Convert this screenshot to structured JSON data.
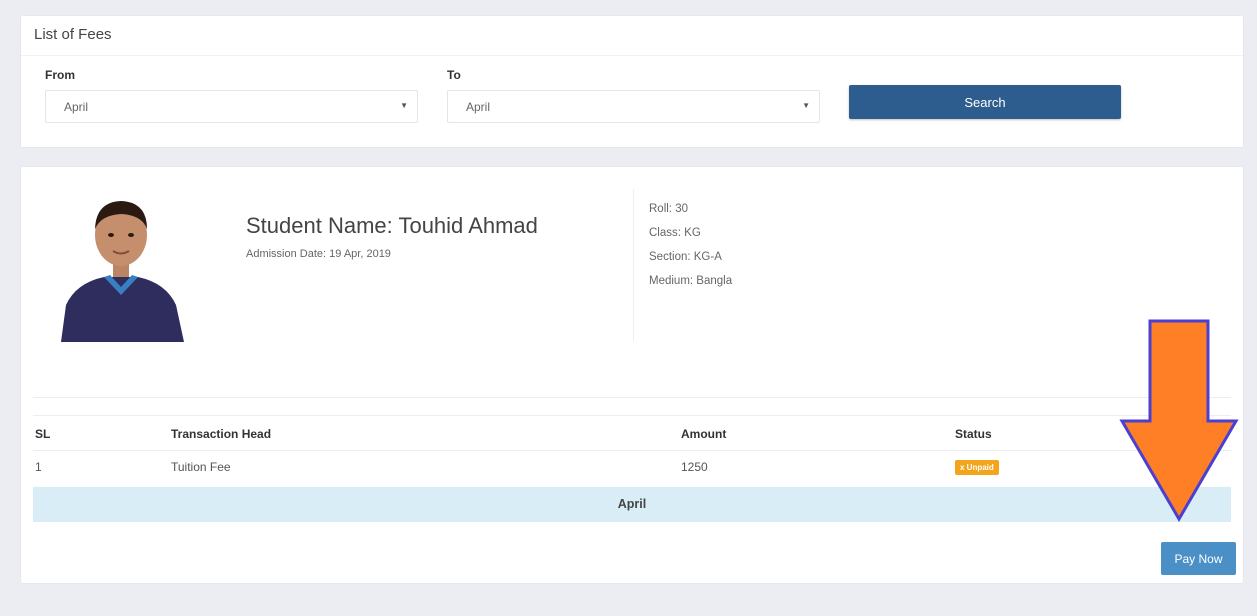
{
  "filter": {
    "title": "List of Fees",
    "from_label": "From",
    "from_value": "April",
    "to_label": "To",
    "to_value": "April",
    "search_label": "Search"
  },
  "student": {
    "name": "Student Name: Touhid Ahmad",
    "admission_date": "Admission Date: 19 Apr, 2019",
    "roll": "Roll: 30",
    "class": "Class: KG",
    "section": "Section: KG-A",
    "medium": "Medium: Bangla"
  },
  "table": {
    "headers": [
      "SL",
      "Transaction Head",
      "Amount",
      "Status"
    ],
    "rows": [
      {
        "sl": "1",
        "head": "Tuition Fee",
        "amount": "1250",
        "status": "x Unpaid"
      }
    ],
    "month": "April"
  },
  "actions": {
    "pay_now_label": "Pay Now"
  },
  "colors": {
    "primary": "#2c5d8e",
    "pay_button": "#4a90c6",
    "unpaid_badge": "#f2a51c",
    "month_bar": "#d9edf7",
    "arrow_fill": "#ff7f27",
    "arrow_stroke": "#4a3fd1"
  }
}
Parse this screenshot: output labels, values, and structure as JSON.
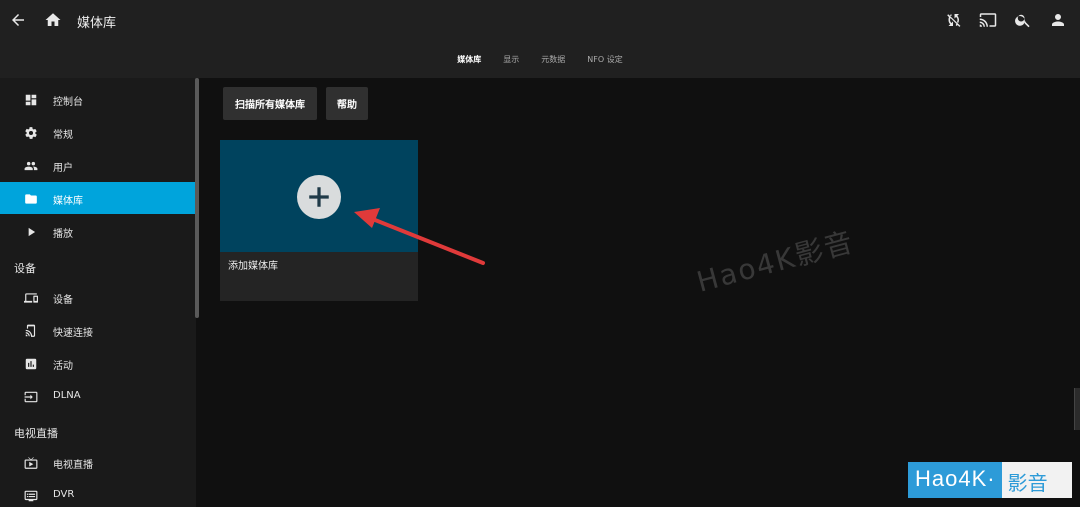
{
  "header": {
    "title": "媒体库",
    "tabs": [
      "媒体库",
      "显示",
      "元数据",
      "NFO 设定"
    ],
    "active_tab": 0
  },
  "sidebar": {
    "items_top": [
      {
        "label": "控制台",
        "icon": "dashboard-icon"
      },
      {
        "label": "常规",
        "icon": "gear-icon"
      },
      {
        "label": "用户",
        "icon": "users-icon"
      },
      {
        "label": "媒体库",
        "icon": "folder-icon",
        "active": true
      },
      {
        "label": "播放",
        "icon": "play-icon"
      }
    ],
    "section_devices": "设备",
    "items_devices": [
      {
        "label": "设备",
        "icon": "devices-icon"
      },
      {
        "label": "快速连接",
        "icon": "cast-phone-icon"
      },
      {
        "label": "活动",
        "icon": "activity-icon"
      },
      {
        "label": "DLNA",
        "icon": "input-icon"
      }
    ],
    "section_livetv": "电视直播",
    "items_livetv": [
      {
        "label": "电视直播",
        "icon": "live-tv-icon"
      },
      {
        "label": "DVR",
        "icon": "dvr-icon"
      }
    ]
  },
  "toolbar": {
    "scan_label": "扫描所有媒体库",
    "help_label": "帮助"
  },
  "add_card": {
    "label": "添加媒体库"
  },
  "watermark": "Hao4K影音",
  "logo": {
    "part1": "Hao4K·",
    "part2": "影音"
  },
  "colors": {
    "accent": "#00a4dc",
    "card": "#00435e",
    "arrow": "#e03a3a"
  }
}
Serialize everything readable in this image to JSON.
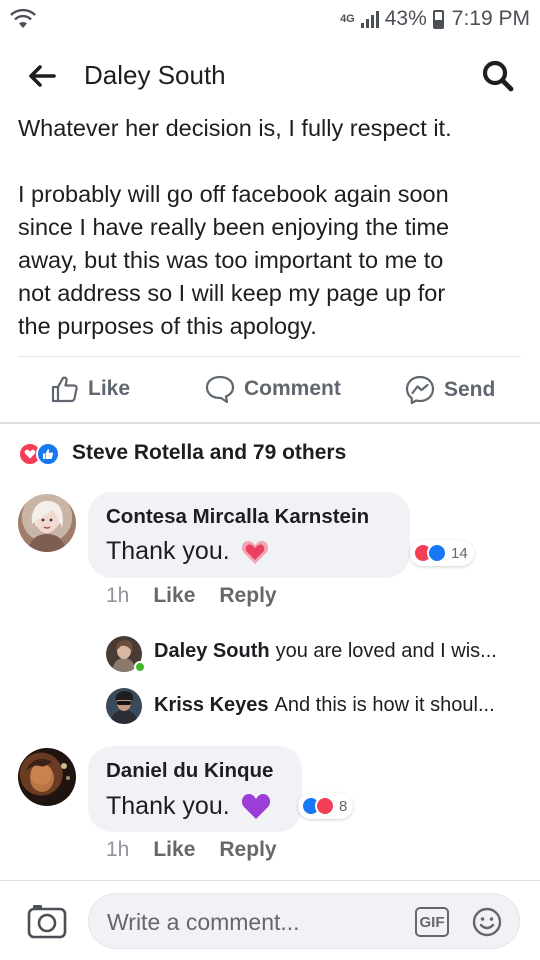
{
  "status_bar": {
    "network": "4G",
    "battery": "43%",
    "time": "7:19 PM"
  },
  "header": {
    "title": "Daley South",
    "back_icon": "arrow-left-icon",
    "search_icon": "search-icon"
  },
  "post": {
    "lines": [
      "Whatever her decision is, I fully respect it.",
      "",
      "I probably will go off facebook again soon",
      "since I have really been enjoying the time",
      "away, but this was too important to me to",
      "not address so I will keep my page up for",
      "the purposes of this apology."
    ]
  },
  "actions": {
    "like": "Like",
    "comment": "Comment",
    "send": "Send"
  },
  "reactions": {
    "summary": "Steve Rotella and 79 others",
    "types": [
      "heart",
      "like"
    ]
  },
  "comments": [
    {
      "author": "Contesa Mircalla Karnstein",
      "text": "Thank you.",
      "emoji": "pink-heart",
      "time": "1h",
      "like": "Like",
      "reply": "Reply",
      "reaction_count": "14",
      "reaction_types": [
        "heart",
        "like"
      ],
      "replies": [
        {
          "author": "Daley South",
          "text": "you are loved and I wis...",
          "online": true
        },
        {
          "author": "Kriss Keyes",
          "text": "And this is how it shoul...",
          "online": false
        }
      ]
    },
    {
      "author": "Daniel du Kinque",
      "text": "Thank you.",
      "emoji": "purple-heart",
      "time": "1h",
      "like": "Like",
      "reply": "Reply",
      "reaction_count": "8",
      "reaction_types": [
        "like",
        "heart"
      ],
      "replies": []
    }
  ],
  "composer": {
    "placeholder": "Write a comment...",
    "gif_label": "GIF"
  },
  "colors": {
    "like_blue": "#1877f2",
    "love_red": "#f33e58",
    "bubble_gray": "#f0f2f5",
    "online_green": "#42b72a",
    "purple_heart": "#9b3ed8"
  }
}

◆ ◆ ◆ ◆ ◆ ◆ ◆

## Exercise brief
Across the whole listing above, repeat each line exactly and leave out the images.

## Problem solution
Convert this screenshot to structured JSON data.
{
  "filter": {
    "title": "List of Fees",
    "from_label": "From",
    "from_value": "April",
    "to_label": "To",
    "to_value": "April",
    "search_label": "Search"
  },
  "student": {
    "name": "Student Name: Touhid Ahmad",
    "admission_date": "Admission Date: 19 Apr, 2019",
    "roll": "Roll: 30",
    "class": "Class: KG",
    "section": "Section: KG-A",
    "medium": "Medium: Bangla"
  },
  "table": {
    "headers": [
      "SL",
      "Transaction Head",
      "Amount",
      "Status"
    ],
    "rows": [
      {
        "sl": "1",
        "head": "Tuition Fee",
        "amount": "1250",
        "status": "x Unpaid"
      }
    ],
    "month": "April"
  },
  "actions": {
    "pay_now_label": "Pay Now"
  },
  "colors": {
    "primary": "#2c5d8e",
    "pay_button": "#4a90c6",
    "unpaid_badge": "#f2a51c",
    "month_bar": "#d9edf7",
    "arrow_fill": "#ff7f27",
    "arrow_stroke": "#4a3fd1"
  }
}
Parse this screenshot: output labels, values, and structure as JSON.
{
  "header": {
    "title": "媒体库",
    "tabs": [
      "媒体库",
      "显示",
      "元数据",
      "NFO 设定"
    ],
    "active_tab": 0
  },
  "sidebar": {
    "items_top": [
      {
        "label": "控制台",
        "icon": "dashboard-icon"
      },
      {
        "label": "常规",
        "icon": "gear-icon"
      },
      {
        "label": "用户",
        "icon": "users-icon"
      },
      {
        "label": "媒体库",
        "icon": "folder-icon",
        "active": true
      },
      {
        "label": "播放",
        "icon": "play-icon"
      }
    ],
    "section_devices": "设备",
    "items_devices": [
      {
        "label": "设备",
        "icon": "devices-icon"
      },
      {
        "label": "快速连接",
        "icon": "cast-phone-icon"
      },
      {
        "label": "活动",
        "icon": "activity-icon"
      },
      {
        "label": "DLNA",
        "icon": "input-icon"
      }
    ],
    "section_livetv": "电视直播",
    "items_livetv": [
      {
        "label": "电视直播",
        "icon": "live-tv-icon"
      },
      {
        "label": "DVR",
        "icon": "dvr-icon"
      }
    ]
  },
  "toolbar": {
    "scan_label": "扫描所有媒体库",
    "help_label": "帮助"
  },
  "add_card": {
    "label": "添加媒体库"
  },
  "watermark": "Hao4K影音",
  "logo": {
    "part1": "Hao4K·",
    "part2": "影音"
  },
  "colors": {
    "accent": "#00a4dc",
    "card": "#00435e",
    "arrow": "#e03a3a"
  }
}
Serialize everything readable in this image to JSON.
{
  "status_bar": {
    "network": "4G",
    "battery": "43%",
    "time": "7:19 PM"
  },
  "header": {
    "title": "Daley South",
    "back_icon": "arrow-left-icon",
    "search_icon": "search-icon"
  },
  "post": {
    "lines": [
      "Whatever her decision is, I fully respect it.",
      "",
      "I probably will go off facebook again soon",
      "since I have really been enjoying the time",
      "away, but this was too important to me to",
      "not address so I will keep my page up for",
      "the purposes of this apology."
    ]
  },
  "actions": {
    "like": "Like",
    "comment": "Comment",
    "send": "Send"
  },
  "reactions": {
    "summary": "Steve Rotella and 79 others",
    "types": [
      "heart",
      "like"
    ]
  },
  "comments": [
    {
      "author": "Contesa Mircalla Karnstein",
      "text": "Thank you.",
      "emoji": "pink-heart",
      "time": "1h",
      "like": "Like",
      "reply": "Reply",
      "reaction_count": "14",
      "reaction_types": [
        "heart",
        "like"
      ],
      "replies": [
        {
          "author": "Daley South",
          "text": "you are loved and I wis...",
          "online": true
        },
        {
          "author": "Kriss Keyes",
          "text": "And this is how it shoul...",
          "online": false
        }
      ]
    },
    {
      "author": "Daniel du Kinque",
      "text": "Thank you.",
      "emoji": "purple-heart",
      "time": "1h",
      "like": "Like",
      "reply": "Reply",
      "reaction_count": "8",
      "reaction_types": [
        "like",
        "heart"
      ],
      "replies": []
    }
  ],
  "composer": {
    "placeholder": "Write a comment...",
    "gif_label": "GIF"
  },
  "colors": {
    "like_blue": "#1877f2",
    "love_red": "#f33e58",
    "bubble_gray": "#f0f2f5",
    "online_green": "#42b72a",
    "purple_heart": "#9b3ed8"
  }
}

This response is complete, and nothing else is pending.